Adolescent SRH is characterised by a high adolescent birth rate and civil resistance to sex education in schools. There are misperceptions about legal age of access to contraceptives (16 without parental consent) reinforced by health staff who frequently turn away sexually active schoolgirls requesting contraception as they are perceived as too young to be having sex, or they are unmarried. This may contribute to the situation where adolescent and young adult women have a significantly greater HIV burden than men of the same age. Trends of contraception rates amongst adolescents is uneven and divergent between rural and urban areas. In response, UNFPA implemented a national Adolescent and Youth SRHR programme establishing ‘youth friendly’ health facilities.
Policies and programmes have been supported by renewed investment of resources in health services by the Zimbabwean government since the late 2000s that led to a number of initiatives tackling HIV and AIDS, and SRHR with improving trends in areas such as maternal mortality.
National Adolescent and Youth Sexual and Reproductive Health Strategy, 2016-2020 is the successor to the National Adolescent and Youth Sexual and Reproductive Health Strategy which expired in 2015 which provided a standard framework for sexual health and highlights three different approaches: health facility-based, school-based and community-based models. UNESCO and other partners provided technical support for the development of 2016-2020 Strategy which focuses on the sexual and reproductive health needs of 10 – 24 year olds, who constitute a third of Zimbabwe’s population
‘National Policy on HIV/AIDS’ 1999 to guide programmes aimed a combating HIV/AIDS and introduced an AIDS Levy. Implementation of the national policy is spearheaded by the National AIDS Council and the disbursement of funds managed by the National AIDS Council Board.
Zimbabwe National HIV and AIDS Strategic Plan (ZNASP) 2015 – 2018 is a multi-sectoral framework commitment towards fast tracking ending aids by 2030 and 75/90.90.90 targets by 2020. The development of the plan is premised on a human rights based planning approach that is complemented by evidence and results based management approaches.
African Charter on Human and Peoples’ Rights (also known as the Banjul Charter)
United Nations Convention on the Rights of the Child (UNCRC)
Convention on the Elimination of All Forms of Discrimination against Women (CEDAW)
Protocol To The African Charter On Human and Peoples’ Rights On The Rights Of Women in Africa
African Charter on Democracy, Elections and Governance
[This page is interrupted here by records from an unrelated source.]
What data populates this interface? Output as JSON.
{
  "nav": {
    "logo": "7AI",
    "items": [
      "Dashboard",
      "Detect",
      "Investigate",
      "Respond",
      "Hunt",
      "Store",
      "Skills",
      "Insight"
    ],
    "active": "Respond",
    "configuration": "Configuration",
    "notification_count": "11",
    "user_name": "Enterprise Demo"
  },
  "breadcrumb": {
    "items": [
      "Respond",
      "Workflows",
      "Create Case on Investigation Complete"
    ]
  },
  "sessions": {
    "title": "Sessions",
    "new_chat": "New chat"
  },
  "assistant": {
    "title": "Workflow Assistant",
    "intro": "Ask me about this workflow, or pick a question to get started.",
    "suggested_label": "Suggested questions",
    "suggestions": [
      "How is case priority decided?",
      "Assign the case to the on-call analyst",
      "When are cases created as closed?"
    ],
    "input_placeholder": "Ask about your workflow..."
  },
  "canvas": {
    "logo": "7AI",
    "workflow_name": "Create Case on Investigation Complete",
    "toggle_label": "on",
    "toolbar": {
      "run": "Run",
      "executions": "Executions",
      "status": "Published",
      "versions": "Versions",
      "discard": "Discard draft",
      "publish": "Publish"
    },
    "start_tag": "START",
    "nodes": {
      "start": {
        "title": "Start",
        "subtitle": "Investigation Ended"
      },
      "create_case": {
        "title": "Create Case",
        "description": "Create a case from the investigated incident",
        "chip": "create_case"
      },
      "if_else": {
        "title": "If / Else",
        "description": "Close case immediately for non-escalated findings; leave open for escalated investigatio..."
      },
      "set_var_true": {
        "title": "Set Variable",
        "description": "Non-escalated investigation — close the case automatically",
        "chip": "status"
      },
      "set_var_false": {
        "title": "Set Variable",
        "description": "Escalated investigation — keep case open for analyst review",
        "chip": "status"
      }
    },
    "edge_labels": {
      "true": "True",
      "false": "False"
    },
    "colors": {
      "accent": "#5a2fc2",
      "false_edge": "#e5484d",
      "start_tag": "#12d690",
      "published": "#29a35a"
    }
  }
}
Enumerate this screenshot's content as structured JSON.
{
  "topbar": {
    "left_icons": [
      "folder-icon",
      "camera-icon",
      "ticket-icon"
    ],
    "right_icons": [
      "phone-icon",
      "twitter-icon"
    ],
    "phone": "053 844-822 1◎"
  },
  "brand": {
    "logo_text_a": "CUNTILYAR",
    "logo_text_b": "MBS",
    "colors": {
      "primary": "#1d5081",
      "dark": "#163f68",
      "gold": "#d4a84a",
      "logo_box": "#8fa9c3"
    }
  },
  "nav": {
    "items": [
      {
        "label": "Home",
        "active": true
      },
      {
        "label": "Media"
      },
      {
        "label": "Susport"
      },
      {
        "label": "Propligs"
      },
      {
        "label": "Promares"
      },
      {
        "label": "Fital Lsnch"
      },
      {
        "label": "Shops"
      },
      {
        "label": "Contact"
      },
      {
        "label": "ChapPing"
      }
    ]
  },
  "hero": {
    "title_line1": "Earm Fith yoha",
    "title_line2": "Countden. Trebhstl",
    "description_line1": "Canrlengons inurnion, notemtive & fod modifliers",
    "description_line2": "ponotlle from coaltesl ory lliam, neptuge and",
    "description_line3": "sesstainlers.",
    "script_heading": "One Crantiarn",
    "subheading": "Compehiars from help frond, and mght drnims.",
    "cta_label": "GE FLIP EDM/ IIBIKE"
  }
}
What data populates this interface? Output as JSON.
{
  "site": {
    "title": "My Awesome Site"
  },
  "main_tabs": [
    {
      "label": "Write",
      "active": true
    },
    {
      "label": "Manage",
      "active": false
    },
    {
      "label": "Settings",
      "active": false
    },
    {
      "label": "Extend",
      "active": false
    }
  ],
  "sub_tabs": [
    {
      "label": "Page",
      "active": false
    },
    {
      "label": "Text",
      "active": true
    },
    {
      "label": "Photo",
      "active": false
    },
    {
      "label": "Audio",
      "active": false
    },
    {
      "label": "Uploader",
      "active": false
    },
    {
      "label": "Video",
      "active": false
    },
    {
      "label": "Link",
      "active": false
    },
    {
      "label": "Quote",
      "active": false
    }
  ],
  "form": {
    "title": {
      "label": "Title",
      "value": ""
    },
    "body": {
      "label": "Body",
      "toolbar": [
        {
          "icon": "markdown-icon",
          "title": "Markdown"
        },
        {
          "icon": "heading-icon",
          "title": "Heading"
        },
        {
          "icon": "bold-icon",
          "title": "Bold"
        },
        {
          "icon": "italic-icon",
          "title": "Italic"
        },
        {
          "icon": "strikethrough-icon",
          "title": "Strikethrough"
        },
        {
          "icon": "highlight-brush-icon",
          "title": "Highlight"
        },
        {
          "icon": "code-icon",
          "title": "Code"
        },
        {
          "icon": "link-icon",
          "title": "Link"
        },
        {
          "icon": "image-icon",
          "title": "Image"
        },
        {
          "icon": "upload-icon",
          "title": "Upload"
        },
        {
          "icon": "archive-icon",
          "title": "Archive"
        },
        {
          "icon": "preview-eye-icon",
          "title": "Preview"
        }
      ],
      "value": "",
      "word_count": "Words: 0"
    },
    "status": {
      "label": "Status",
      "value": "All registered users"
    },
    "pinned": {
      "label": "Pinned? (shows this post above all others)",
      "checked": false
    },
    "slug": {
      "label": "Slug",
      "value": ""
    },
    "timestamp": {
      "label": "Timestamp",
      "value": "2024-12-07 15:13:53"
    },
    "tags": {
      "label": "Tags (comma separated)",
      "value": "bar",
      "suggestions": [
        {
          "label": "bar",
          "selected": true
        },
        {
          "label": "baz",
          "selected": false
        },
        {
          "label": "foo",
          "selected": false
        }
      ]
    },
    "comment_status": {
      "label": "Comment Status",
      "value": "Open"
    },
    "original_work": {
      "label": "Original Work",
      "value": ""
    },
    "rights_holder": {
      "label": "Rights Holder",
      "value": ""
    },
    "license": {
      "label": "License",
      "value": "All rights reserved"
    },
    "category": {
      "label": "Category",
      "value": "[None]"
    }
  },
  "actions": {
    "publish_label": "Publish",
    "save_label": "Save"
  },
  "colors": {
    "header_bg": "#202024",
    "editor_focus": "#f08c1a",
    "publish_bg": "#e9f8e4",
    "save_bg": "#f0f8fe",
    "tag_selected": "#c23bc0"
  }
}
|Maternal mortality ratio (out of 100,000)||443 (2015)|
|Infant mortality rate (per 1000 live births) (deaths in the first year of life)||40 (2016)|
|Child mortality rate (per 1000 live births, in the first five years)||56 (2016)|
|Proportion of Births Attended by Skilled Birth Attendants||78% (2015)|
|Antenatal care coverage (at least one visit)||93% (2015)|
|Total fertility rate||3.7 (2017)|
|Adolescent birth rate (births per 1000 girls aged 15-19)||108.9 (2015)|
|Contraceptive prevalence rate (% of women aged 15 to 49 years reporting that they use any modern method of contraception||67% (2017)|
|Unmet need for modern contraception (% of women currently married or in union of reproductive age (aged 15-49)||14% (2017)|
|Number of people living with HIV||1,300,000 (2016)|
|Adults aged 15 to 49 prevalence rate||13.5% (2016)|
|Young women (15-24) prevalence||5.7% (2016)|
|HIV positive pregnant women receiving antiretroviral drugs to reduce the risk of mother-to-child transmission||93% (2016)|